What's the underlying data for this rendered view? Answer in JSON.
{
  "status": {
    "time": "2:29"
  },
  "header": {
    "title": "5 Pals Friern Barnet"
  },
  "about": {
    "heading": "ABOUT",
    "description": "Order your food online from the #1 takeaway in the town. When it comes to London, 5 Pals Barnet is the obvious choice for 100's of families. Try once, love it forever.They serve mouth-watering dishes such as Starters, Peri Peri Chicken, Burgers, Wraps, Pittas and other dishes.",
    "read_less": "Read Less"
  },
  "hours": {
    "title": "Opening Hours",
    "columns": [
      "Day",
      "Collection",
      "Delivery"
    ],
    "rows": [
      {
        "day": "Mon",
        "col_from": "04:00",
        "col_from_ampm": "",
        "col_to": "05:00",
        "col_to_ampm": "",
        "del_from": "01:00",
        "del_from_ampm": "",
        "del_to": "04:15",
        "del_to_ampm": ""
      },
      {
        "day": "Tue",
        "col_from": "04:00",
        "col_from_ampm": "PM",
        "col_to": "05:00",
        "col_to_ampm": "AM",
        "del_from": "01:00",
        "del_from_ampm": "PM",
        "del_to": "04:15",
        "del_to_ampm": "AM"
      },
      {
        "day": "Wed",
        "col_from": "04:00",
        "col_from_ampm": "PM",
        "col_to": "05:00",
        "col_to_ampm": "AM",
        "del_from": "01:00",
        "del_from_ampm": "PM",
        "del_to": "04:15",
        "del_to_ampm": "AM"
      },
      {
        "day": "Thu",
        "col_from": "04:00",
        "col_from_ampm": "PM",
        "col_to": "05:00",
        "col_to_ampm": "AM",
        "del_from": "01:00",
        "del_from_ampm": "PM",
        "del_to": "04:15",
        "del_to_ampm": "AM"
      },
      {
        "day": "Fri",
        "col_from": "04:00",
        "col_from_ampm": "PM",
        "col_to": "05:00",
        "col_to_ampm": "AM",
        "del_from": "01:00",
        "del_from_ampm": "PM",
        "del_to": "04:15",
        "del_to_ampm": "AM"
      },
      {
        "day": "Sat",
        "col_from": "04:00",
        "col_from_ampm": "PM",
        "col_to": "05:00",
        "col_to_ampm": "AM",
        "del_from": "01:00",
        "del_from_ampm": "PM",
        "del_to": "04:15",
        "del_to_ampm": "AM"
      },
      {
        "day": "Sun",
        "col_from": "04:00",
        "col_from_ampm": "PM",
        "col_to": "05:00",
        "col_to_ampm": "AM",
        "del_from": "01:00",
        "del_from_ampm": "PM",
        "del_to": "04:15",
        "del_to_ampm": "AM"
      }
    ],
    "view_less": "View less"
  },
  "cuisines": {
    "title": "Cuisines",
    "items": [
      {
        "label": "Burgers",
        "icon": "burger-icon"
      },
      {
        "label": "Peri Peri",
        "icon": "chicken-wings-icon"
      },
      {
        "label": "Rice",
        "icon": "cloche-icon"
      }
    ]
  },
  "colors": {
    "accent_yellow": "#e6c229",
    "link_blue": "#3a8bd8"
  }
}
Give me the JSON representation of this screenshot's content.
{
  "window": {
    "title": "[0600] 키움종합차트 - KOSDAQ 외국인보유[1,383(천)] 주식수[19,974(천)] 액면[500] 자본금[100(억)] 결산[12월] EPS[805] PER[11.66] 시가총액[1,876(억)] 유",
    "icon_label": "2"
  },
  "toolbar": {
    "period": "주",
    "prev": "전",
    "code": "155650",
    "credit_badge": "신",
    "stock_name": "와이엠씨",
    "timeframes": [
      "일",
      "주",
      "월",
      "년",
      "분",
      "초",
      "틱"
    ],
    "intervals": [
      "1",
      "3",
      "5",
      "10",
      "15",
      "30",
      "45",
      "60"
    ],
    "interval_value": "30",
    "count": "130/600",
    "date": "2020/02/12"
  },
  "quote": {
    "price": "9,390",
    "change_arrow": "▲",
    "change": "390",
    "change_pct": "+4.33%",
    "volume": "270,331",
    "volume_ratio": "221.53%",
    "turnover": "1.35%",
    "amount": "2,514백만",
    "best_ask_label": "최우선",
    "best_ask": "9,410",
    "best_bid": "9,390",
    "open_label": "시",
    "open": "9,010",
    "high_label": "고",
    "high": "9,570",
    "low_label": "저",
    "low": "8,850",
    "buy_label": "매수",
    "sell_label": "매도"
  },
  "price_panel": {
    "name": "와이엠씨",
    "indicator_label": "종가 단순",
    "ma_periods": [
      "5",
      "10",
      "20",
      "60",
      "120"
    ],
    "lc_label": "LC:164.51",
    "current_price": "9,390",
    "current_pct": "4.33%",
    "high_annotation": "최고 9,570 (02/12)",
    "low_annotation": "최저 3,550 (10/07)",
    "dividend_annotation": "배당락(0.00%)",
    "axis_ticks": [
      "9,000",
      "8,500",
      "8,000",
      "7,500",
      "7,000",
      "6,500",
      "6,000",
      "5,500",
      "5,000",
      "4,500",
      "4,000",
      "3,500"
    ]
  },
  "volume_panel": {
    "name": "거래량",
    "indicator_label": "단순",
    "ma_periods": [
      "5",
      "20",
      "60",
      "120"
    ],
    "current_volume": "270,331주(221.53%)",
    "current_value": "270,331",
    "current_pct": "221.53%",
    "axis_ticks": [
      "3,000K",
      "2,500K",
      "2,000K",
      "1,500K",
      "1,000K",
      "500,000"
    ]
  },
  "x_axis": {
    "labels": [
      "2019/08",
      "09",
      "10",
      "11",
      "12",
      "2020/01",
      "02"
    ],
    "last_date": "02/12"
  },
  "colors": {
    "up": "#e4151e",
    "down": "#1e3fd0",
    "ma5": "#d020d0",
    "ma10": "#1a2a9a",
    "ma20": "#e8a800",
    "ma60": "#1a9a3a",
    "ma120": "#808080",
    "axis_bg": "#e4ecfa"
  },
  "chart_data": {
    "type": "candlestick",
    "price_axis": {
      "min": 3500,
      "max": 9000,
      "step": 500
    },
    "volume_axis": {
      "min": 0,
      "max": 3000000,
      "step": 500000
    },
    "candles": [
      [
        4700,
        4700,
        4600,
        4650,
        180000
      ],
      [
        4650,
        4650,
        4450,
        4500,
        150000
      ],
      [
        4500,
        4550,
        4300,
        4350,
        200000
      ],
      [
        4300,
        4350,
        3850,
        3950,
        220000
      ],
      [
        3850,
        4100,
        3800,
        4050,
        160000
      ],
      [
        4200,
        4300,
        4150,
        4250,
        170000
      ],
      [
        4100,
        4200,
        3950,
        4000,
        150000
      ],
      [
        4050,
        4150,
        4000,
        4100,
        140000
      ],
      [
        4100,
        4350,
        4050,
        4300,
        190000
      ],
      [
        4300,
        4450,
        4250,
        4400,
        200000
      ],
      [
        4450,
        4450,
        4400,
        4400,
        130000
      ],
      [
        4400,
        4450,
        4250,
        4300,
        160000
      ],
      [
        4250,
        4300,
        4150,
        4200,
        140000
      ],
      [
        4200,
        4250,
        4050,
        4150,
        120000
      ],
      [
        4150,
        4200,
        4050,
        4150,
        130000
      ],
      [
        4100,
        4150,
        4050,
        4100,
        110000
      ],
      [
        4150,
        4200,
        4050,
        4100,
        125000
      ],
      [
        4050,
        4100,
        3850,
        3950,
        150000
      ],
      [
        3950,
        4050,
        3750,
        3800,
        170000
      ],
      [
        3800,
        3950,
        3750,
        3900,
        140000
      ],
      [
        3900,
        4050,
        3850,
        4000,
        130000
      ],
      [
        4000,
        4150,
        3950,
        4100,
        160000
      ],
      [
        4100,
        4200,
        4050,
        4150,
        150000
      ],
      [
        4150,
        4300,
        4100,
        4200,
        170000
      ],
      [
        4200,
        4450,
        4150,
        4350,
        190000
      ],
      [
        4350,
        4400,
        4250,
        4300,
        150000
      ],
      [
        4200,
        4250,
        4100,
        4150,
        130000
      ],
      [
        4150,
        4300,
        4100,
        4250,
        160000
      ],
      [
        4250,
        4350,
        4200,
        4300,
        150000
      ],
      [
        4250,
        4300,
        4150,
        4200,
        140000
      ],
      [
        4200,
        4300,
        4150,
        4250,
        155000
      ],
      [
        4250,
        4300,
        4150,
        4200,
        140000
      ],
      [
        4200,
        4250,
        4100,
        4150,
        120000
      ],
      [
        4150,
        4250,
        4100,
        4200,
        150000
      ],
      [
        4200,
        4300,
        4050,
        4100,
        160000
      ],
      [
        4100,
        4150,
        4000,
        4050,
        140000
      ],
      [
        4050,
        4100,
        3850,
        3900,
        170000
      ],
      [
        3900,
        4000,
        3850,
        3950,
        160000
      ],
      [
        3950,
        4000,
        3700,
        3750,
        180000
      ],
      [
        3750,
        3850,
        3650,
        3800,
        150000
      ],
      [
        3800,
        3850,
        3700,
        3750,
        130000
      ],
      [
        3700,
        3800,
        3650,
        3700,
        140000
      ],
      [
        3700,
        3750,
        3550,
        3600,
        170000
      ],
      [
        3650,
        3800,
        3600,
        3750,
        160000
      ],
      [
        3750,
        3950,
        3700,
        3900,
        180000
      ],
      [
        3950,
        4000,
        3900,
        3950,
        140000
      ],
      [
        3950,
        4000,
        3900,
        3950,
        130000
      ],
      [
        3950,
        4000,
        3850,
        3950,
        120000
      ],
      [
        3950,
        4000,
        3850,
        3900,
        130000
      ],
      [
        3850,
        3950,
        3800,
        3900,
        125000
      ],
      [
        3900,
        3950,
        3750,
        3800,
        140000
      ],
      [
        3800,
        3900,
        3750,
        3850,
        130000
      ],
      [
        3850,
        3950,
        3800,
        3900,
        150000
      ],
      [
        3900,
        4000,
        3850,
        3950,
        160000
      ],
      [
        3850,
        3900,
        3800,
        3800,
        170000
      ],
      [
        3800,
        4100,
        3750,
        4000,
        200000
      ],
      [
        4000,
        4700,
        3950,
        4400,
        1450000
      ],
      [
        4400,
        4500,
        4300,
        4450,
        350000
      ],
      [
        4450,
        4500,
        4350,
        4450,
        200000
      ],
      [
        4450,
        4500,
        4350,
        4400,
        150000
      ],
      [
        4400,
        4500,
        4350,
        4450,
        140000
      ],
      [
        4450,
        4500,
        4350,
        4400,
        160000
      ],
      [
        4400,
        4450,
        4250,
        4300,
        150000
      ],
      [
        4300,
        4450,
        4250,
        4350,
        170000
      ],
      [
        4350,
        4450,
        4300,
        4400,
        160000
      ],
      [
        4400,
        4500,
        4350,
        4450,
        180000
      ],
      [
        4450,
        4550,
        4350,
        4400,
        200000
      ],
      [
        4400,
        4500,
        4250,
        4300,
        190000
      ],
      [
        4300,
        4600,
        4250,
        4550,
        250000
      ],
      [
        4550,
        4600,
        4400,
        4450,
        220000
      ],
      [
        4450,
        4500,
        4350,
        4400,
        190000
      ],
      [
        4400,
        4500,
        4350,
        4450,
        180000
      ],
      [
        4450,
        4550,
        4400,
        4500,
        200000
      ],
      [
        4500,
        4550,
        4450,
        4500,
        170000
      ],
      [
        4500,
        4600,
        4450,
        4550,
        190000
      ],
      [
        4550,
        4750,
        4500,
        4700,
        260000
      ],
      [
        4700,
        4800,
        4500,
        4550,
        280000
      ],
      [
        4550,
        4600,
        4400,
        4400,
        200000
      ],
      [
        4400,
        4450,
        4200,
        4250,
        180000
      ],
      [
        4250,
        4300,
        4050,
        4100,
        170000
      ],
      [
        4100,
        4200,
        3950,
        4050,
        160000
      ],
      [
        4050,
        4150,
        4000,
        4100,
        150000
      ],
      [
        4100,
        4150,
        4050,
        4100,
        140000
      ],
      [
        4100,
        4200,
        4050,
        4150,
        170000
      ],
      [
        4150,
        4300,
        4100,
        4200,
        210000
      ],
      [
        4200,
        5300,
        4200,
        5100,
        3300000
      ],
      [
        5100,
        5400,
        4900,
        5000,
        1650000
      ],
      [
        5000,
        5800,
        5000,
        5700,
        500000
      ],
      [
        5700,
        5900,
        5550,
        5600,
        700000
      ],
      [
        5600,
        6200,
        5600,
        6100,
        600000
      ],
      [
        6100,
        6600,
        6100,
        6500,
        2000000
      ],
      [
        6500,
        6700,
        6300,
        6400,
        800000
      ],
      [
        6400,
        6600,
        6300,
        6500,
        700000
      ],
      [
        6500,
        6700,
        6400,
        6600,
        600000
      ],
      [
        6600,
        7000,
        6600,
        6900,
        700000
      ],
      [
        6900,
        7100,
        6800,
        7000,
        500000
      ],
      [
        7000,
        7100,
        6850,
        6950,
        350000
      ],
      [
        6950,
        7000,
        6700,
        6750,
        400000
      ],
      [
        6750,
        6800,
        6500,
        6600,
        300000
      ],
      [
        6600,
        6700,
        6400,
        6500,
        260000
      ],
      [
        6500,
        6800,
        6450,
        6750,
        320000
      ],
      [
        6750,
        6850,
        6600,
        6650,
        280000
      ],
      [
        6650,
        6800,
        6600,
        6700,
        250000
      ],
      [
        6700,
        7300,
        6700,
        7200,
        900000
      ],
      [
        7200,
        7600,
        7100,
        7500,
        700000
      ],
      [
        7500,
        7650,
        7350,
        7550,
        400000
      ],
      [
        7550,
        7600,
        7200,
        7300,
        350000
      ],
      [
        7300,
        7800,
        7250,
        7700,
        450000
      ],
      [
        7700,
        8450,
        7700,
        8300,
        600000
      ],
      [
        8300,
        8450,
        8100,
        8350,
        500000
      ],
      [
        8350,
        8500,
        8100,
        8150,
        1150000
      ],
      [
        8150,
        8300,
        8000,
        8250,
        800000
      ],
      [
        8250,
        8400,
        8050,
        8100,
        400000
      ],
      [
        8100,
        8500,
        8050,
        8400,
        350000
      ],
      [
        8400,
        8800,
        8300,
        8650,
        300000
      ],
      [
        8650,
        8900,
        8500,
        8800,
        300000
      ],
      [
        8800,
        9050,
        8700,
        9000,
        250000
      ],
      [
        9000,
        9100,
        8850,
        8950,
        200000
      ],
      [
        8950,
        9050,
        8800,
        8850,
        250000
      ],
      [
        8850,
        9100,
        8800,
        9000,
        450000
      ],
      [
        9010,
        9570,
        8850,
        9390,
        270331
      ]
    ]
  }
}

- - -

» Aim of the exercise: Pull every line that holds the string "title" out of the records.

» Response:
    "title": "5 Pals Friern Barnet"
    "title": "Opening Hours",
    "title": "Cuisines",
    "title": "[0600] 키움종합차트 - KOSDAQ 외국인보유[1,383(천)] 주식수[19,974(천)] 액면[500] 자본금[100(억)] 결산[12월] EPS[805] PER[11.66] 시가총액[1,876(억)] 유",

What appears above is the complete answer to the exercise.